Exercise:
In the material below, the lines containing the word "JSON" are required; copy each of them.

Exercise data:
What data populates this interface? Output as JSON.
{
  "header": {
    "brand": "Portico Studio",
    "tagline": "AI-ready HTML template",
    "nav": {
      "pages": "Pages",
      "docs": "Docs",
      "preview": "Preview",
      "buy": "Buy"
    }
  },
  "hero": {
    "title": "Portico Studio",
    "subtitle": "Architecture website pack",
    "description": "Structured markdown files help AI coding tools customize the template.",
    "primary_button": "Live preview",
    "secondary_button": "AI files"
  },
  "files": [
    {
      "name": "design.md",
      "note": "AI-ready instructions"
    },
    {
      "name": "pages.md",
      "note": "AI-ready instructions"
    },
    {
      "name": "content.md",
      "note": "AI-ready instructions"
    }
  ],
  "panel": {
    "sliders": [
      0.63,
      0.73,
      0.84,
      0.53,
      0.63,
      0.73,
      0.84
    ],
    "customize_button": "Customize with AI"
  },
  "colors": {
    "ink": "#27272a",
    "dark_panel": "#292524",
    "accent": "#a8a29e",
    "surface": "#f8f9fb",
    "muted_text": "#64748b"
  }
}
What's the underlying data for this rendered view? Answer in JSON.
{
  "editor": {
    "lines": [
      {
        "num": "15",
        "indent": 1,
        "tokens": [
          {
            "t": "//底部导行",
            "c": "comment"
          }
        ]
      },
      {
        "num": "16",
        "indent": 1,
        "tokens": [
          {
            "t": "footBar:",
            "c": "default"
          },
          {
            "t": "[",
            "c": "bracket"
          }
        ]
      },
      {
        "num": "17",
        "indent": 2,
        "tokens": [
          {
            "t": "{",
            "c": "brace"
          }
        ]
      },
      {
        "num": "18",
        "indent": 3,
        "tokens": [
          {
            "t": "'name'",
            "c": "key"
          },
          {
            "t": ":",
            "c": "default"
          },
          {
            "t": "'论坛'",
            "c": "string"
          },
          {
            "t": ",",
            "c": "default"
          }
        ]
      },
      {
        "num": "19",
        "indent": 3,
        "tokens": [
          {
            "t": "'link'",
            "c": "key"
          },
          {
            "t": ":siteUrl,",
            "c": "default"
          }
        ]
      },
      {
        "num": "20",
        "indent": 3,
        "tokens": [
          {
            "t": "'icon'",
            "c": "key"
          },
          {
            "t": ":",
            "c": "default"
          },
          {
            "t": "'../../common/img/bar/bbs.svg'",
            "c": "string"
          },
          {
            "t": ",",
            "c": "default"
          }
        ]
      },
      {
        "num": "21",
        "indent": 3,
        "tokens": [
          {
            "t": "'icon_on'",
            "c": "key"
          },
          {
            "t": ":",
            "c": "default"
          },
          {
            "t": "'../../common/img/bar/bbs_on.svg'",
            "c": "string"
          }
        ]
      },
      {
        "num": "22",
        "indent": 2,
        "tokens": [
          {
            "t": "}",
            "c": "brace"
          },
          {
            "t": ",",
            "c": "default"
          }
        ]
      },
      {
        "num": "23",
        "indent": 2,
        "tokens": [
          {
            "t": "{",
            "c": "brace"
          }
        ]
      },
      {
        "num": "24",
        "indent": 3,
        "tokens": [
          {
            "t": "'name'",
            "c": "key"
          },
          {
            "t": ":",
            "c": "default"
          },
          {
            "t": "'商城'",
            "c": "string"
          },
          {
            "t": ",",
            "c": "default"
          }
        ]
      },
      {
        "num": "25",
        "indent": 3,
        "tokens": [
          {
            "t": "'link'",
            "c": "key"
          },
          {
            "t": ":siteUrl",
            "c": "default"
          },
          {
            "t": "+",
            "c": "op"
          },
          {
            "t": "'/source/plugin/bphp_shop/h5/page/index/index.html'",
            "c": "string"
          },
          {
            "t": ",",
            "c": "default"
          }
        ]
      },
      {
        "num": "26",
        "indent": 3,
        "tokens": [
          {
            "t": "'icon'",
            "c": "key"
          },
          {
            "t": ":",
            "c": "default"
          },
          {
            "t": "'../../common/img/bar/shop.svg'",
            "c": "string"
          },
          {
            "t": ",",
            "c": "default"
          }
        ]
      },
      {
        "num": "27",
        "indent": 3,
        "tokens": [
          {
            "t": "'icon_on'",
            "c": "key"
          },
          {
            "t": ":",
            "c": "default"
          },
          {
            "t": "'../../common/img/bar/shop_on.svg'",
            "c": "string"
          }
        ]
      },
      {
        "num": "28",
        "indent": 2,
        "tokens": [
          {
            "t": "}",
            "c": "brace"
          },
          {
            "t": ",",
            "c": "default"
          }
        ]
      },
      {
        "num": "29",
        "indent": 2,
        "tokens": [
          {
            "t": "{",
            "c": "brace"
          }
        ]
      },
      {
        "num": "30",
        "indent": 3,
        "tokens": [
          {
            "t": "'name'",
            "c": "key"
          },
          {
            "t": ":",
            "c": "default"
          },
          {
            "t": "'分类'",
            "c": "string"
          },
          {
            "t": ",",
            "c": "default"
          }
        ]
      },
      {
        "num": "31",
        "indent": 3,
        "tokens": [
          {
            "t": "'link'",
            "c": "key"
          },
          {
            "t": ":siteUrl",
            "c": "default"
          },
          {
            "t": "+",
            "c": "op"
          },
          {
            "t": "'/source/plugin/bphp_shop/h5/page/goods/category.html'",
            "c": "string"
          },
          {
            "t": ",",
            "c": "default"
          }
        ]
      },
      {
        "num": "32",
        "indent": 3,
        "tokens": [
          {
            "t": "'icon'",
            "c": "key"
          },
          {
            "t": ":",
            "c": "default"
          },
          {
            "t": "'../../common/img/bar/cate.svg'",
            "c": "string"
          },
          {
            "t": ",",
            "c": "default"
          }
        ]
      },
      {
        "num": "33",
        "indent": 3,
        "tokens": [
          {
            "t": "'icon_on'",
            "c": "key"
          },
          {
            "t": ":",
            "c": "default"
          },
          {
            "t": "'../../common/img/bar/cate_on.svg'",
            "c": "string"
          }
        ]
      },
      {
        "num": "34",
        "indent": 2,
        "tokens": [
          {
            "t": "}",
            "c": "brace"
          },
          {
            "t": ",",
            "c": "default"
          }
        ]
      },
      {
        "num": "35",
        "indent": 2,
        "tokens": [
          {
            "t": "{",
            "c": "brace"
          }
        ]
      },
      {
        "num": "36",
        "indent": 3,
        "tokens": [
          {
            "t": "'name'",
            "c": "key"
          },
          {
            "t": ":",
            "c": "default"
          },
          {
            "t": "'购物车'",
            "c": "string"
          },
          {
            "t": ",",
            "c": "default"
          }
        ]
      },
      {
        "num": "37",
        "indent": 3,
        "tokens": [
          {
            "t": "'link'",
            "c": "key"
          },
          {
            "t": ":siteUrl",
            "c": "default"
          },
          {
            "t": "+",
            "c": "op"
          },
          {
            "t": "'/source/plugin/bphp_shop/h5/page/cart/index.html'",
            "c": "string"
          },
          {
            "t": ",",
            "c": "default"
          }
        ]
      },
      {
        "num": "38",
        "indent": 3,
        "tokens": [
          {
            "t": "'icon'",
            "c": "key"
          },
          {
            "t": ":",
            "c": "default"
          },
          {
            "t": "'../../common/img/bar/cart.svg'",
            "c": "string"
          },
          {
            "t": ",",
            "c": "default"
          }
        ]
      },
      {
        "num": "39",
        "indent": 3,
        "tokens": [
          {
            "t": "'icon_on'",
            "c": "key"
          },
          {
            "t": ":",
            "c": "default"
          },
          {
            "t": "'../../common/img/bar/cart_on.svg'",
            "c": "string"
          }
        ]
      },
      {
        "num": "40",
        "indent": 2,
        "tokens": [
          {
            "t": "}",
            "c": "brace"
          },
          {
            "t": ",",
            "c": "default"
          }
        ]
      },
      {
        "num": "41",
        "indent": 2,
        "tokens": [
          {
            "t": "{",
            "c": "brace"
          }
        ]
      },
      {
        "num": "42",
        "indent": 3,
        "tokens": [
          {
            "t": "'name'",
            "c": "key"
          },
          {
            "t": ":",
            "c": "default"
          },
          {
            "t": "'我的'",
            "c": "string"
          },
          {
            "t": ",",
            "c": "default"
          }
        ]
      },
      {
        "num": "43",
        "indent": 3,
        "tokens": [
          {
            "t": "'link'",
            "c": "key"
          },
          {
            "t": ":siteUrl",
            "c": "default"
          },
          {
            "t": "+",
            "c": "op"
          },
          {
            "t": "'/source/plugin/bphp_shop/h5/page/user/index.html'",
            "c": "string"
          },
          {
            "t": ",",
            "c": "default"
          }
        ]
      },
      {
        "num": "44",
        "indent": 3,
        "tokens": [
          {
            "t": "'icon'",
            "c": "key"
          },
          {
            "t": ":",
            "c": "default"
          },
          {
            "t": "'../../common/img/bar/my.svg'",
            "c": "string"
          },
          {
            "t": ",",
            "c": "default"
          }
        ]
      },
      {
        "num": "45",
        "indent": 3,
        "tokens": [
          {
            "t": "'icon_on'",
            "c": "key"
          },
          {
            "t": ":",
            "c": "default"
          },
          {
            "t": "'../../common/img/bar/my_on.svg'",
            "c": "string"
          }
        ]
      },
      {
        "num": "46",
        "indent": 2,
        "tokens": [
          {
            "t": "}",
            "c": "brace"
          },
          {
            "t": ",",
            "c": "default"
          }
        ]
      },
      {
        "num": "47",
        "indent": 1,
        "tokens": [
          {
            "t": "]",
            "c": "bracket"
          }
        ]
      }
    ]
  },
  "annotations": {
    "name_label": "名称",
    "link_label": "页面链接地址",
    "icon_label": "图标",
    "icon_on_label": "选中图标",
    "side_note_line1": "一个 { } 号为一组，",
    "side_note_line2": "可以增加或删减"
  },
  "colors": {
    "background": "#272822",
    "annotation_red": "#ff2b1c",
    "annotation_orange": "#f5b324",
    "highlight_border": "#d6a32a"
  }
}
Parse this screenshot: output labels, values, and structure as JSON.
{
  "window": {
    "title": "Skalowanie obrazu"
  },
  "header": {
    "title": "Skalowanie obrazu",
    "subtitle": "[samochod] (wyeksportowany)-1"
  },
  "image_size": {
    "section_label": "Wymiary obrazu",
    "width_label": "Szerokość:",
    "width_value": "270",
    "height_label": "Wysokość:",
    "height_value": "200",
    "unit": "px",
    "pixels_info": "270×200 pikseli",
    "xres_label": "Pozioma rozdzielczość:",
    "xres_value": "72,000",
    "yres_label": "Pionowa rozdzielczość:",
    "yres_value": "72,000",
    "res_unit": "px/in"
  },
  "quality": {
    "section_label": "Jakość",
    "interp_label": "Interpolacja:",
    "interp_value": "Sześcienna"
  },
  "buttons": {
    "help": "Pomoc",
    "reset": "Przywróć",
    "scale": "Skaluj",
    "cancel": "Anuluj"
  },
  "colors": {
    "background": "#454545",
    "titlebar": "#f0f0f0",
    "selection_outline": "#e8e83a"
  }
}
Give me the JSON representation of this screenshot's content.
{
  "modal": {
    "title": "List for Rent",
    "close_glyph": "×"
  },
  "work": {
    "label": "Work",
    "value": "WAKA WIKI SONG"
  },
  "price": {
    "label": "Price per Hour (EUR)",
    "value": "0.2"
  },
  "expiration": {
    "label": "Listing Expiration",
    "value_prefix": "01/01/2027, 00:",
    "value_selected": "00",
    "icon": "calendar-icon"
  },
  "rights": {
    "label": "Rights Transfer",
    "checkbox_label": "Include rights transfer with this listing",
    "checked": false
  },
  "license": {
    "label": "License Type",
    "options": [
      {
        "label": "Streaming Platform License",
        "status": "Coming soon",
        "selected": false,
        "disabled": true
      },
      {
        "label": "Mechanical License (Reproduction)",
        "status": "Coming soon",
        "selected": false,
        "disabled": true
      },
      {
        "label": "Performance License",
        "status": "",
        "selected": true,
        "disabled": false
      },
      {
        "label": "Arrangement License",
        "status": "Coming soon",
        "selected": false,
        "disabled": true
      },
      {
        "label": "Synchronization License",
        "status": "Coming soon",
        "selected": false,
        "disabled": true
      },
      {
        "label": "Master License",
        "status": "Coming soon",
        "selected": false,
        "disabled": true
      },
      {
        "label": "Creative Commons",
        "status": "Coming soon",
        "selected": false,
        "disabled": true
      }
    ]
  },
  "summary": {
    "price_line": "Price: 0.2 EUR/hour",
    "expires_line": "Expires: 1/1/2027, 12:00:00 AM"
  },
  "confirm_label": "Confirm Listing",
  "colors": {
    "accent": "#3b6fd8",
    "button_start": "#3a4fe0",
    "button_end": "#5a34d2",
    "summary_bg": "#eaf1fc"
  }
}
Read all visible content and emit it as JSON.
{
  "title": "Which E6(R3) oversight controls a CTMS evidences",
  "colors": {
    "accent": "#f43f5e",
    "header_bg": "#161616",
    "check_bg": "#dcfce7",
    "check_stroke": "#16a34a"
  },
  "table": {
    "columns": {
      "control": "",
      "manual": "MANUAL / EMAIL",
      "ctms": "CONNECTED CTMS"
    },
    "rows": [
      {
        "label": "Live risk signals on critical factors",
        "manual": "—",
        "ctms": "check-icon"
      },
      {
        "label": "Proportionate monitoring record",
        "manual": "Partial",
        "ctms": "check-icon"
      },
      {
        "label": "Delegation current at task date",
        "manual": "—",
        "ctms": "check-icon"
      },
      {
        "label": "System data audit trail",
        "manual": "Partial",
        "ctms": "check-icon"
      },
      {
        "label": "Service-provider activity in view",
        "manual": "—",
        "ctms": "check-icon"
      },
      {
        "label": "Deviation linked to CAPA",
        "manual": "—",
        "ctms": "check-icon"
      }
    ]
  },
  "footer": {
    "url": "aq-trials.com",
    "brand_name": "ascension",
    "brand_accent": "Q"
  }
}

Problem solution:
What data populates this interface? Output as JSON.
What's the underlying data for this rendered view? Answer in JSON.
Parse this screenshot: output labels, values, and structure as JSON.
Give me the JSON representation of this screenshot's content.
Read all visible content and emit it as JSON.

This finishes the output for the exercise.